In order that the Meteor might not fall into the hands of the British, the Commander with two officers remained on board to place a time fuse bomb in her, after doing which they cleared out and joined us in the lugger.
When the cruisers hove in sight, they were just in time to see the Meteor blow up and sink.
The first cruiser to come on the scene was the H.M.S. Cleopatra. After circling round us several times, one of our officers gave orders to a signalman, who was also one of the survivors of the Ramsey to let them know on the Cleopatra that we were on board. This he did, and the order came back to take charge of the lugger and steer a course that they gave.
"The German Commander, however, would not allow our men to interfere with the navigation of the vessel, pointing out that we were under a neutral flag. We again signalled the Cleopatra telling her what had transpired, and she made off to Commodore Tyrwhitt on the Arethusa, who was cruising round a long way off.
We began to get a little disconsolate, not knowing what was going to happen, and thinking that they had left us to our fate. The German officers in the meantime put their heads together, and had a consultation, the result being, that we were told to go aboard another lugger, which was a Norwegian. By means of a couple of small dinghys they transferred us to the other boat, whilst they made off in the Danish one.
We were on board this Norwegian lugger about half-an-hour, when again one of our cruisers appeared. This time it was the H.M.S Arethusa under Commodore Tyrwhitt, himself. When they found out where we were, they lowered one of their large boats, and sent it off for us. Thus we had the unique experience of sailing under four flags in a very short space of time, being transferred from the German to the Danish, from the Danish to the Norwegian, and then on to the British.
Needless to say we were all overcome with joy when we got on board the Arethusa, knowing that if we happened to meet another raider, we would be able to hit smartly back.
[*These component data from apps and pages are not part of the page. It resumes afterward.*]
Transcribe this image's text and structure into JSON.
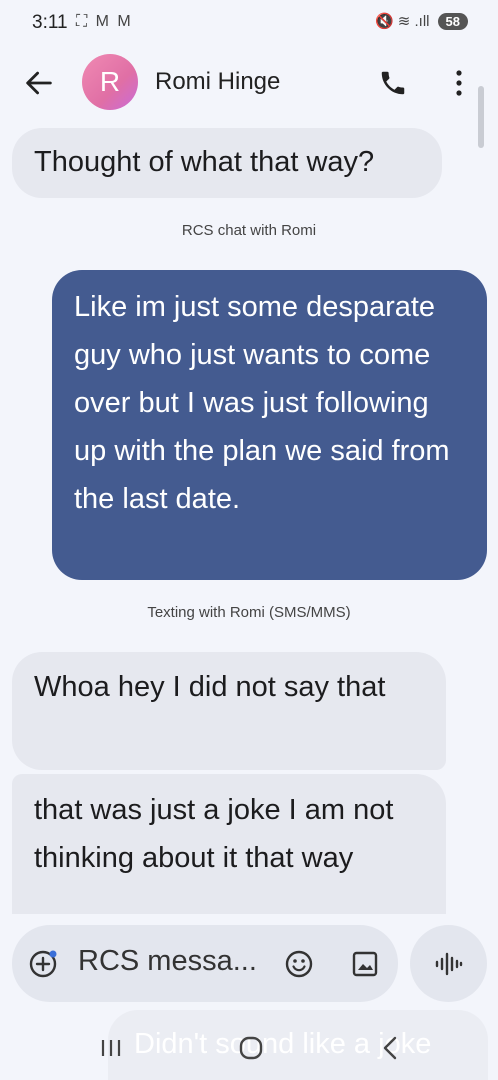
{
  "status_bar": {
    "time": "3:11",
    "left_icons": "⛶ M M",
    "right_icons": "🔇 ≋ .ıll",
    "battery": "58"
  },
  "header": {
    "avatar_letter": "R",
    "contact_name": "Romi Hinge",
    "back_icon": "arrow-left",
    "call_icon": "phone",
    "more_icon": "more-vertical"
  },
  "messages": [
    {
      "direction": "incoming",
      "text": "Thought of what that way?"
    },
    {
      "direction": "outgoing",
      "text": "Like im just some desparate guy who just wants to come over but I was just following up with the plan we said from the last date."
    },
    {
      "direction": "incoming",
      "text": "Whoa hey I did not say that"
    },
    {
      "direction": "incoming",
      "text": "that was just a joke I am not thinking about it that way"
    }
  ],
  "info_labels": {
    "rcs": "RCS chat with Romi",
    "sms": "Texting with Romi (SMS/MMS)"
  },
  "composer": {
    "placeholder": "RCS messa...",
    "draft_preview": "Didn't sound like a joke"
  },
  "colors": {
    "outgoing_bubble": "#445b90",
    "incoming_bubble": "#e6e8ef",
    "background": "#f3f5fb"
  }
}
We now had something under us very different from the poor old Ramsey with her two small twelve pounders.
Commodore Tyrwhitt mustered us all on the quarter-deck of the Arethusa and spoke to us, wishing us better luck next time. We were then appointed to our respective quarters, and had a good square meal, the first since Sunday evening.
We were landed at Harwich on the Tuesday afternoon, and sent to Shotley barracks, those who were injured being removed to Shotley Hospital.
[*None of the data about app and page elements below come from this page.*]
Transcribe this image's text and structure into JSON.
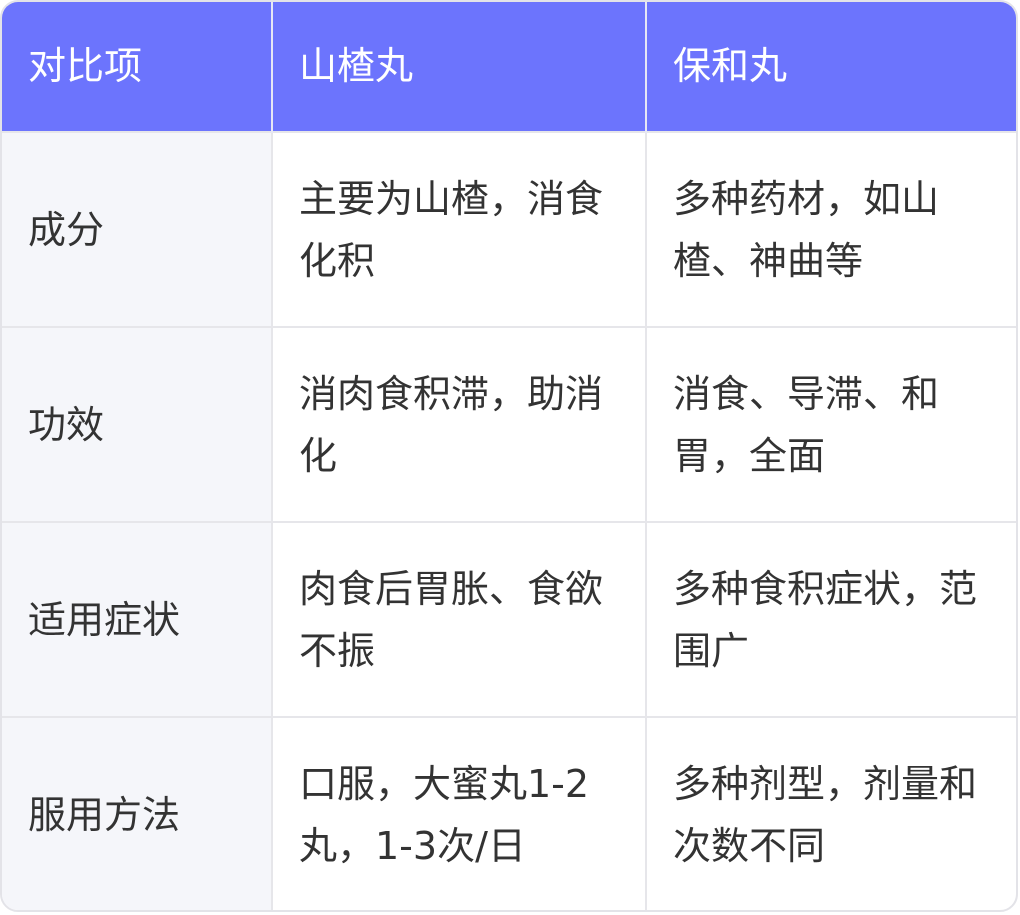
{
  "table": {
    "headers": [
      "对比项",
      "山楂丸",
      "保和丸"
    ],
    "rows": [
      {
        "item": "成分",
        "shanzha": "主要为山楂，消食化积",
        "baohe": "多种药材，如山楂、神曲等"
      },
      {
        "item": "功效",
        "shanzha": "消肉食积滞，助消化",
        "baohe": "消食、导滞、和胃，全面"
      },
      {
        "item": "适用症状",
        "shanzha": "肉食后胃胀、食欲不振",
        "baohe": "多种食积症状，范围广"
      },
      {
        "item": "服用方法",
        "shanzha": "口服，大蜜丸1-2丸，1-3次/日",
        "baohe": "多种剂型，剂量和次数不同"
      }
    ]
  },
  "colors": {
    "header_bg": "#6c74fd",
    "header_text": "#ffffff",
    "row_head_bg": "#f5f6fa",
    "border": "#e6e6ea",
    "body_text": "#333333"
  }
}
Unfortunately, about midnight, our dreams were disturbed by an air-raid, and bombs kept dropping extremely near to our quarters. An order was therefore issued that the hospital patients were to be taken to the foreshore out of danger, so, between bombs dropping, and shrapnel falling about from the anti-aircraft guns, we were not certain which was worse, the sinking of H.M.S. Ramsey or the air-raid."
*The Meteor, which sunk the Ramsey, was, prior to the War, named the Vienna, and traded between Leith and Hamburg.
Survivors of the Ramsey arriving at the Arethusa - the name on the bow is 'Eaglet'
(photo courtesy of a relation of one of the officers on board)